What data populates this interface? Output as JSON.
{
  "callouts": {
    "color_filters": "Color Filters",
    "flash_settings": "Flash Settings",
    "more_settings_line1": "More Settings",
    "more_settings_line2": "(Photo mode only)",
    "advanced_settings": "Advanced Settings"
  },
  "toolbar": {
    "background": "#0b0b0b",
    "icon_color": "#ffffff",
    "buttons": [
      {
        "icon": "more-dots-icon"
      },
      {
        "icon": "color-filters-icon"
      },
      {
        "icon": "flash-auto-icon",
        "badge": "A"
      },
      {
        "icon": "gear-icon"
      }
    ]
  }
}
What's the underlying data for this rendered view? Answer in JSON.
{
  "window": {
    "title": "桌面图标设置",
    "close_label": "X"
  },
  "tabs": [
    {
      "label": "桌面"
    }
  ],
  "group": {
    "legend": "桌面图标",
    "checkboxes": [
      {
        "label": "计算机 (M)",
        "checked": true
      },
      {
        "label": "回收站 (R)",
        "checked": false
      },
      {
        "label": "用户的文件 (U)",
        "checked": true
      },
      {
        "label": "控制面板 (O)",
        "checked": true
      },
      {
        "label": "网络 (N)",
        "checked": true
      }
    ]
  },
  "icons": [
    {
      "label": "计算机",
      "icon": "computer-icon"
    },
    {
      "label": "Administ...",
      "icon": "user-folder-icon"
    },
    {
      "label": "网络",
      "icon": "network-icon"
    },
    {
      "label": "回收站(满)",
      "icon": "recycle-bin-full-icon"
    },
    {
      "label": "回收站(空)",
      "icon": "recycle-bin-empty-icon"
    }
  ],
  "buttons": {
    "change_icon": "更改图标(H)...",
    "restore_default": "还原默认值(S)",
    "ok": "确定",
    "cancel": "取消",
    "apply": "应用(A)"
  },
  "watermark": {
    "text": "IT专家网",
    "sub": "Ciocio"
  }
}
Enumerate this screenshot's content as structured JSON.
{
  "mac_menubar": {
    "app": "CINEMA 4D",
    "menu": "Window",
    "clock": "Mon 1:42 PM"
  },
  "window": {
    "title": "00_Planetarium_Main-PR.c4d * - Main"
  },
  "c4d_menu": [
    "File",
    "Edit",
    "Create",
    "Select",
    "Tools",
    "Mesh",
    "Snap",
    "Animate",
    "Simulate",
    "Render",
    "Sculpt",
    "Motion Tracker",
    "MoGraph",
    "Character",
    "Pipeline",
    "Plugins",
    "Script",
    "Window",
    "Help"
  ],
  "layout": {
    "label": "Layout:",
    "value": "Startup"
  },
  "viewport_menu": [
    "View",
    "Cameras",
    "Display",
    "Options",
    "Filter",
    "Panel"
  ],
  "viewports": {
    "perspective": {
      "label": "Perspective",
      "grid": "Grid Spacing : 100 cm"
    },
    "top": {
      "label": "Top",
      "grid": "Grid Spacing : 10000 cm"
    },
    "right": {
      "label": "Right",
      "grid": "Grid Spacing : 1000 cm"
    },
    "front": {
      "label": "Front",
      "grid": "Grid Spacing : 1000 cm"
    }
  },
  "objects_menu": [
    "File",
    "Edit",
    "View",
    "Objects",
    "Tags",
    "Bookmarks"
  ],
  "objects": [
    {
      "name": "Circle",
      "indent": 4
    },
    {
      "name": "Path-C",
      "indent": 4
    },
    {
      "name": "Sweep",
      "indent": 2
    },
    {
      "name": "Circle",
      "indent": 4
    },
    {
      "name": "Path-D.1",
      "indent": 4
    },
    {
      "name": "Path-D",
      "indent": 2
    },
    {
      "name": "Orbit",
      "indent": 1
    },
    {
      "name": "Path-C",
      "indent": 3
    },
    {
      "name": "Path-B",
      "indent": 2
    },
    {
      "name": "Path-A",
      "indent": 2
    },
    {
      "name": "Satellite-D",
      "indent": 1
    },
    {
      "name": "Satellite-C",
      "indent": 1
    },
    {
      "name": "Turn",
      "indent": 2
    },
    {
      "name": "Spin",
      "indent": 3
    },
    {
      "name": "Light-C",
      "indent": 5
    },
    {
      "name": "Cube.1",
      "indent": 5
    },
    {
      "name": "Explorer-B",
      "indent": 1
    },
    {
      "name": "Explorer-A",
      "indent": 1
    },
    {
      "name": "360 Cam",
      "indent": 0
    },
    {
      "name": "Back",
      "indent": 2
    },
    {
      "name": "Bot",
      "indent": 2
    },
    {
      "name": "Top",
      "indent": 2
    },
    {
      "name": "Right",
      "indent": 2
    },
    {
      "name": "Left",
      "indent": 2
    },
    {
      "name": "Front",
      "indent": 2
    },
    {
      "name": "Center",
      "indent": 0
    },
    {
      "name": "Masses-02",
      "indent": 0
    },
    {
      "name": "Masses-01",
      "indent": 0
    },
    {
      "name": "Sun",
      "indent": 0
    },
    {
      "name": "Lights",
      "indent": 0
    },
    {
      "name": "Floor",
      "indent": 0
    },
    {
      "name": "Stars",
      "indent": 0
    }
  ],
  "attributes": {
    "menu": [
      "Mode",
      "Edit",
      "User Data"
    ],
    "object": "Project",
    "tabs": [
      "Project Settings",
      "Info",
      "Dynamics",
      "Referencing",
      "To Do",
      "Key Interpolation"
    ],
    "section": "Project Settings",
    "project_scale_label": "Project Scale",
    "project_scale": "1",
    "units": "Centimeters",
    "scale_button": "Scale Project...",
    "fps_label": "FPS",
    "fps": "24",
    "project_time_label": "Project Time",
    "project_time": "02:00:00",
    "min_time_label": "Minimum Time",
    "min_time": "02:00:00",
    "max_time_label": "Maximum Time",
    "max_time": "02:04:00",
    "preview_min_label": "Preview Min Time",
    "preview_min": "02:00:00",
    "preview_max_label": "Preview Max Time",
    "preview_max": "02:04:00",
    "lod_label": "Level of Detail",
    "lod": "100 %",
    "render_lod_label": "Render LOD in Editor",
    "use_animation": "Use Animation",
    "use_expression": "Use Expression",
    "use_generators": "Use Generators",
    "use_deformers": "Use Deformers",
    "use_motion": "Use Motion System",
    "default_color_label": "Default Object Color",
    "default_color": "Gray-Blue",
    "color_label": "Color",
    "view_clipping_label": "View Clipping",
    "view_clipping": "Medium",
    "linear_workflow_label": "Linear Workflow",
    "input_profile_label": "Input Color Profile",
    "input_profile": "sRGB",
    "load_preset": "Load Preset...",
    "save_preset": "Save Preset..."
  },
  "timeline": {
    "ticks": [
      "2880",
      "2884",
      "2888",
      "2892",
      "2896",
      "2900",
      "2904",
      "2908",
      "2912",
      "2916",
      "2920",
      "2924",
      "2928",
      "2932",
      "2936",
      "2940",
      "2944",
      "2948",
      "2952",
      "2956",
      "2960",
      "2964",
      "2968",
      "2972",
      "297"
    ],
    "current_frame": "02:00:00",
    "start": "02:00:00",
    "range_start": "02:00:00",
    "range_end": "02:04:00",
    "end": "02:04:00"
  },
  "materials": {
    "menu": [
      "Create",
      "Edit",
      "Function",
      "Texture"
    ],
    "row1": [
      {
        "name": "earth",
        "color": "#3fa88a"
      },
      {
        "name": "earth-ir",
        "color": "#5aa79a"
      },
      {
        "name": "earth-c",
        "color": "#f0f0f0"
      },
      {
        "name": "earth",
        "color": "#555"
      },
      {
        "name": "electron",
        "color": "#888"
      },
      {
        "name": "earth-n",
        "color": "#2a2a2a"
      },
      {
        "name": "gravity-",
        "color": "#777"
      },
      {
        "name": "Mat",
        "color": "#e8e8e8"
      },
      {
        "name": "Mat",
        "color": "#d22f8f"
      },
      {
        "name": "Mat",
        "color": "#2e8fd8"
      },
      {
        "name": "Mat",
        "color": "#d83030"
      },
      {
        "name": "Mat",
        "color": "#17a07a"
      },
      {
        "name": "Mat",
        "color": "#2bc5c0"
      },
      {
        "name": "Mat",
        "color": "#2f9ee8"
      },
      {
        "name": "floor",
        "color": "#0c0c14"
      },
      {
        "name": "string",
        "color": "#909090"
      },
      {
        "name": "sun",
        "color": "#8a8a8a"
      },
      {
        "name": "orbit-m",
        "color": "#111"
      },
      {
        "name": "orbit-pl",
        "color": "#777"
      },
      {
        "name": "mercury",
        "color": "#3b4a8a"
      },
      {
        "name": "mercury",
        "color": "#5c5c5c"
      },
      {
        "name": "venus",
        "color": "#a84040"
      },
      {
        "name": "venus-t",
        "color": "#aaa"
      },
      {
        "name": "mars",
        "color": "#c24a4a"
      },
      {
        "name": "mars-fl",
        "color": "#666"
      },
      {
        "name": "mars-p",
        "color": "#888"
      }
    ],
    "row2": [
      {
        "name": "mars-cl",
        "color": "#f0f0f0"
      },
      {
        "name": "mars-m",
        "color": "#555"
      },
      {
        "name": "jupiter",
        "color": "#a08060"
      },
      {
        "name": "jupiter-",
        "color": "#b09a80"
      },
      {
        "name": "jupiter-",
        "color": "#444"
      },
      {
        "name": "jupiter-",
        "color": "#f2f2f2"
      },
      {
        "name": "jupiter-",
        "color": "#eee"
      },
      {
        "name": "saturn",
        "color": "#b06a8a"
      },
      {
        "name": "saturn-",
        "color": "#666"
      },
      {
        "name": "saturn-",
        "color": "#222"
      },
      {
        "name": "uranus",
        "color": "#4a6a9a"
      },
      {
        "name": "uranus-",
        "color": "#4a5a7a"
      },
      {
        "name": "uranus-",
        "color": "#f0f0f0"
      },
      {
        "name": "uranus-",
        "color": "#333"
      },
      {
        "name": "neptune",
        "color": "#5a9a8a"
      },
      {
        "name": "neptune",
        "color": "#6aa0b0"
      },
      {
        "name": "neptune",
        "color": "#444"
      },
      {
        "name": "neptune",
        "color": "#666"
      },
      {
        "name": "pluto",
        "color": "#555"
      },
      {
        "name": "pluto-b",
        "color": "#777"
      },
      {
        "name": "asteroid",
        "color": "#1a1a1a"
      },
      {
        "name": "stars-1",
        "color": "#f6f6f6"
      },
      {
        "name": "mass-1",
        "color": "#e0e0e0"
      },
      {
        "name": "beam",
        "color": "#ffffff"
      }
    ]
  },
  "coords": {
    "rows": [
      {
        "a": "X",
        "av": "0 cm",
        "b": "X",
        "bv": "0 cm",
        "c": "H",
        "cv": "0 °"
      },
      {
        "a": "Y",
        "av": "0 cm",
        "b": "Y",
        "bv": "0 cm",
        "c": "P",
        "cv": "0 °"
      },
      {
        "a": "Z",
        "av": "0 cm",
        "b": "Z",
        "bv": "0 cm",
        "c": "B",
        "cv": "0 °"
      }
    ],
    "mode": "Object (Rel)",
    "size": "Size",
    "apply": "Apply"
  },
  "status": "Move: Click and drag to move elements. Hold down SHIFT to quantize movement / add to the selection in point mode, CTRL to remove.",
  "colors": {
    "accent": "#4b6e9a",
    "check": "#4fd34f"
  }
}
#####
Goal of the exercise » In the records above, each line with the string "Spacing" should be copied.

Answer space »
      "grid": "Grid Spacing : 100 cm"
      "grid": "Grid Spacing : 10000 cm"
      "grid": "Grid Spacing : 1000 cm"
      "grid": "Grid Spacing : 1000 cm"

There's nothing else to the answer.